● What is required:
Reproduce the data exactly as it stands.
-=-=-
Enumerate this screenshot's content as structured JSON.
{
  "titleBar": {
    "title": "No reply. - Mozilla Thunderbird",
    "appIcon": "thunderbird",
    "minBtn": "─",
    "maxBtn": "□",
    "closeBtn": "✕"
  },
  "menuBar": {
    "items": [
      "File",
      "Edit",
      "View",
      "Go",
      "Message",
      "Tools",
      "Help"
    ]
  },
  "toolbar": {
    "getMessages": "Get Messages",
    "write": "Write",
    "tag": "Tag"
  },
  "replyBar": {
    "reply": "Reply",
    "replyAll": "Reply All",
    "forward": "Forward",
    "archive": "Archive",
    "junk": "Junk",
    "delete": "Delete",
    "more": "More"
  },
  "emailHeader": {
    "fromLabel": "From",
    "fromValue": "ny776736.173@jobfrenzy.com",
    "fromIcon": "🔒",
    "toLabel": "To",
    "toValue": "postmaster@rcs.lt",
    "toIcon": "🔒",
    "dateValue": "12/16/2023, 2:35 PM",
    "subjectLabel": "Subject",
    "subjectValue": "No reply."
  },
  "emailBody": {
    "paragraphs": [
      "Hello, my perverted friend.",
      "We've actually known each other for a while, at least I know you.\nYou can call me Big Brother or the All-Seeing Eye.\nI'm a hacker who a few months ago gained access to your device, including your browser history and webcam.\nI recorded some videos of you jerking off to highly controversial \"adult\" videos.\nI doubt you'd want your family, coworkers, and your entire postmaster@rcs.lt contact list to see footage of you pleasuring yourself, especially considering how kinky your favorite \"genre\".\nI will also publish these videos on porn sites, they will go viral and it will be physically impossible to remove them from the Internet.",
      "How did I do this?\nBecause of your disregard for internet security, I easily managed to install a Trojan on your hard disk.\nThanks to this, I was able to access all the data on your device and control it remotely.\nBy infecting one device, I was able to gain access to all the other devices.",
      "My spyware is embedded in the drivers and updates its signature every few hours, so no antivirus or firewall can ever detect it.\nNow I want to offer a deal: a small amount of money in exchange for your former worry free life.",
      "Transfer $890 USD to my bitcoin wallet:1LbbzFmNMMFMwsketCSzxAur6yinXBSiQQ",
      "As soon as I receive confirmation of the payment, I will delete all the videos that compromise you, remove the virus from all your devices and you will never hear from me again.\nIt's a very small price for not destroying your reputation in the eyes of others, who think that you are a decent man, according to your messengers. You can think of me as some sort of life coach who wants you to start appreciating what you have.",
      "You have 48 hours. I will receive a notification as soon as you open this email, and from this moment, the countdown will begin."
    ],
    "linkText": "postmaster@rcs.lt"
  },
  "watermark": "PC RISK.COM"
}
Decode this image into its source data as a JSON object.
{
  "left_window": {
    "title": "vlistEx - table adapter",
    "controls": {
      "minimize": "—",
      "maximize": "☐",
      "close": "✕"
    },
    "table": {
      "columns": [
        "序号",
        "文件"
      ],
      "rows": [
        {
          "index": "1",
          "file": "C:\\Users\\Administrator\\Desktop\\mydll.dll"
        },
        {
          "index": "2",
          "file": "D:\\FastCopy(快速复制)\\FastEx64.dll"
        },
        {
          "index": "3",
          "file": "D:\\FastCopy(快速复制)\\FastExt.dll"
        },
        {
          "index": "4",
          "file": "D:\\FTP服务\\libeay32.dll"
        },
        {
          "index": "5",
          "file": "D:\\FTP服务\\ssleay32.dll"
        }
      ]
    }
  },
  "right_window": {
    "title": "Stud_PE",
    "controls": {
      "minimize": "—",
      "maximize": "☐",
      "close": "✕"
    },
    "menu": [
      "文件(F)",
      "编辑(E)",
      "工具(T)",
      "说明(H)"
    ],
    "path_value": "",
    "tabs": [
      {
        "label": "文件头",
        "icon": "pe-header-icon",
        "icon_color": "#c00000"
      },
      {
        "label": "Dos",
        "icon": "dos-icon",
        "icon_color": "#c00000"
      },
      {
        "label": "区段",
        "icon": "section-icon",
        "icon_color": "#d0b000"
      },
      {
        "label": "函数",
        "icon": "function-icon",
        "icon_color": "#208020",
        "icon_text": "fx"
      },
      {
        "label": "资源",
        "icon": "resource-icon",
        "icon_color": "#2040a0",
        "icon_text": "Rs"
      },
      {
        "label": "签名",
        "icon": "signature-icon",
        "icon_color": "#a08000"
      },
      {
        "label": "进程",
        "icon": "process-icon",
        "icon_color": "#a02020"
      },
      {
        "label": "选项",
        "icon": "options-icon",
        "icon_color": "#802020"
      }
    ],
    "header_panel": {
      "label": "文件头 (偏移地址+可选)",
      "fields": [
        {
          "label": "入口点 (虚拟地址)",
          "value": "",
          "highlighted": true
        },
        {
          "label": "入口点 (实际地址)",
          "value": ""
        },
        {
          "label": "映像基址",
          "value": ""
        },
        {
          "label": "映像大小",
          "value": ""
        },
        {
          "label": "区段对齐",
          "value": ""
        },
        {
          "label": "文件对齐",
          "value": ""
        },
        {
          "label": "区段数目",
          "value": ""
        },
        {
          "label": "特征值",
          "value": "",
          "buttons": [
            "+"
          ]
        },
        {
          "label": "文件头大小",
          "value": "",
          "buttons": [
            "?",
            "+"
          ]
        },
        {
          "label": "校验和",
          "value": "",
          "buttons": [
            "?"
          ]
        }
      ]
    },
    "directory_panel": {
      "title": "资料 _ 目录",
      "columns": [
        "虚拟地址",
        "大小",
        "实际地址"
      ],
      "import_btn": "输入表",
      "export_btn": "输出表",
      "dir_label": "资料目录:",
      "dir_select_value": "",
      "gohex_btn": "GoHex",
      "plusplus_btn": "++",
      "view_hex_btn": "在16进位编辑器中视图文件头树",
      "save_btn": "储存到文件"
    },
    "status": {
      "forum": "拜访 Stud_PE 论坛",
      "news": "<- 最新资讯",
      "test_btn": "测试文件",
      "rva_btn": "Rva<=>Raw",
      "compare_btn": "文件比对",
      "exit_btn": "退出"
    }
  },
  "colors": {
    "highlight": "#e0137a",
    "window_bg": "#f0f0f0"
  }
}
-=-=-
● Completed task:
Enumerate this screenshot's content as structured JSON.
{
  "titleBar": {
    "title": "No reply. - Mozilla Thunderbird",
    "appIcon": "thunderbird",
    "minBtn": "─",
    "maxBtn": "□",
    "closeBtn": "✕"
  },
  "menuBar": {
    "items": [
      "File",
      "Edit",
      "View",
      "Go",
      "Message",
      "Tools",
      "Help"
    ]
  },
  "toolbar": {
    "getMessages": "Get Messages",
    "write": "Write",
    "tag": "Tag"
  },
  "replyBar": {
    "reply": "Reply",
    "replyAll": "Reply All",
    "forward": "Forward",
    "archive": "Archive",
    "junk": "Junk",
    "delete": "Delete",
    "more": "More"
  },
  "emailHeader": {
    "fromLabel": "From",
    "fromValue": "ny776736.173@jobfrenzy.com",
    "fromIcon": "🔒",
    "toLabel": "To",
    "toValue": "postmaster@rcs.lt",
    "toIcon": "🔒",
    "dateValue": "12/16/2023, 2:35 PM",
    "subjectLabel": "Subject",
    "subjectValue": "No reply."
  },
  "emailBody": {
    "paragraphs": [
      "Hello, my perverted friend.",
      "We've actually known each other for a while, at least I know you.\nYou can call me Big Brother or the All-Seeing Eye.\nI'm a hacker who a few months ago gained access to your device, including your browser history and webcam.\nI recorded some videos of you jerking off to highly controversial \"adult\" videos.\nI doubt you'd want your family, coworkers, and your entire postmaster@rcs.lt contact list to see footage of you pleasuring yourself, especially considering how kinky your favorite \"genre\".\nI will also publish these videos on porn sites, they will go viral and it will be physically impossible to remove them from the Internet.",
      "How did I do this?\nBecause of your disregard for internet security, I easily managed to install a Trojan on your hard disk.\nThanks to this, I was able to access all the data on your device and control it remotely.\nBy infecting one device, I was able to gain access to all the other devices.",
      "My spyware is embedded in the drivers and updates its signature every few hours, so no antivirus or firewall can ever detect it.\nNow I want to offer a deal: a small amount of money in exchange for your former worry free life.",
      "Transfer $890 USD to my bitcoin wallet:1LbbzFmNMMFMwsketCSzxAur6yinXBSiQQ",
      "As soon as I receive confirmation of the payment, I will delete all the videos that compromise you, remove the virus from all your devices and you will never hear from me again.\nIt's a very small price for not destroying your reputation in the eyes of others, who think that you are a decent man, according to your messengers. You can think of me as some sort of life coach who wants you to start appreciating what you have.",
      "You have 48 hours. I will receive a notification as soon as you open this email, and from this moment, the countdown will begin."
    ],
    "linkText": "postmaster@rcs.lt"
  },
  "watermark": "PC RISK.COM"
}
Decode this image into its source data as a JSON object.
{
  "left_window": {
    "title": "vlistEx - table adapter",
    "controls": {
      "minimize": "—",
      "maximize": "☐",
      "close": "✕"
    },
    "table": {
      "columns": [
        "序号",
        "文件"
      ],
      "rows": [
        {
          "index": "1",
          "file": "C:\\Users\\Administrator\\Desktop\\mydll.dll"
        },
        {
          "index": "2",
          "file": "D:\\FastCopy(快速复制)\\FastEx64.dll"
        },
        {
          "index": "3",
          "file": "D:\\FastCopy(快速复制)\\FastExt.dll"
        },
        {
          "index": "4",
          "file": "D:\\FTP服务\\libeay32.dll"
        },
        {
          "index": "5",
          "file": "D:\\FTP服务\\ssleay32.dll"
        }
      ]
    }
  },
  "right_window": {
    "title": "Stud_PE",
    "controls": {
      "minimize": "—",
      "maximize": "☐",
      "close": "✕"
    },
    "menu": [
      "文件(F)",
      "编辑(E)",
      "工具(T)",
      "说明(H)"
    ],
    "path_value": "",
    "tabs": [
      {
        "label": "文件头",
        "icon": "pe-header-icon",
        "icon_color": "#c00000"
      },
      {
        "label": "Dos",
        "icon": "dos-icon",
        "icon_color": "#c00000"
      },
      {
        "label": "区段",
        "icon": "section-icon",
        "icon_color": "#d0b000"
      },
      {
        "label": "函数",
        "icon": "function-icon",
        "icon_color": "#208020",
        "icon_text": "fx"
      },
      {
        "label": "资源",
        "icon": "resource-icon",
        "icon_color": "#2040a0",
        "icon_text": "Rs"
      },
      {
        "label": "签名",
        "icon": "signature-icon",
        "icon_color": "#a08000"
      },
      {
        "label": "进程",
        "icon": "process-icon",
        "icon_color": "#a02020"
      },
      {
        "label": "选项",
        "icon": "options-icon",
        "icon_color": "#802020"
      }
    ],
    "header_panel": {
      "label": "文件头 (偏移地址+可选)",
      "fields": [
        {
          "label": "入口点 (虚拟地址)",
          "value": "",
          "highlighted": true
        },
        {
          "label": "入口点 (实际地址)",
          "value": ""
        },
        {
          "label": "映像基址",
          "value": ""
        },
        {
          "label": "映像大小",
          "value": ""
        },
        {
          "label": "区段对齐",
          "value": ""
        },
        {
          "label": "文件对齐",
          "value": ""
        },
        {
          "label": "区段数目",
          "value": ""
        },
        {
          "label": "特征值",
          "value": "",
          "buttons": [
            "+"
          ]
        },
        {
          "label": "文件头大小",
          "value": "",
          "buttons": [
            "?",
            "+"
          ]
        },
        {
          "label": "校验和",
          "value": "",
          "buttons": [
            "?"
          ]
        }
      ]
    },
    "directory_panel": {
      "title": "资料 _ 目录",
      "columns": [
        "虚拟地址",
        "大小",
        "实际地址"
      ],
      "import_btn": "输入表",
      "export_btn": "输出表",
      "dir_label": "资料目录:",
      "dir_select_value": "",
      "gohex_btn": "GoHex",
      "plusplus_btn": "++",
      "view_hex_btn": "在16进位编辑器中视图文件头树",
      "save_btn": "储存到文件"
    },
    "status": {
      "forum": "拜访 Stud_PE 论坛",
      "news": "<- 最新资讯",
      "test_btn": "测试文件",
      "rva_btn": "Rva<=>Raw",
      "compare_btn": "文件比对",
      "exit_btn": "退出"
    }
  },
  "colors": {
    "highlight": "#e0137a",
    "window_bg": "#f0f0f0"
  }
}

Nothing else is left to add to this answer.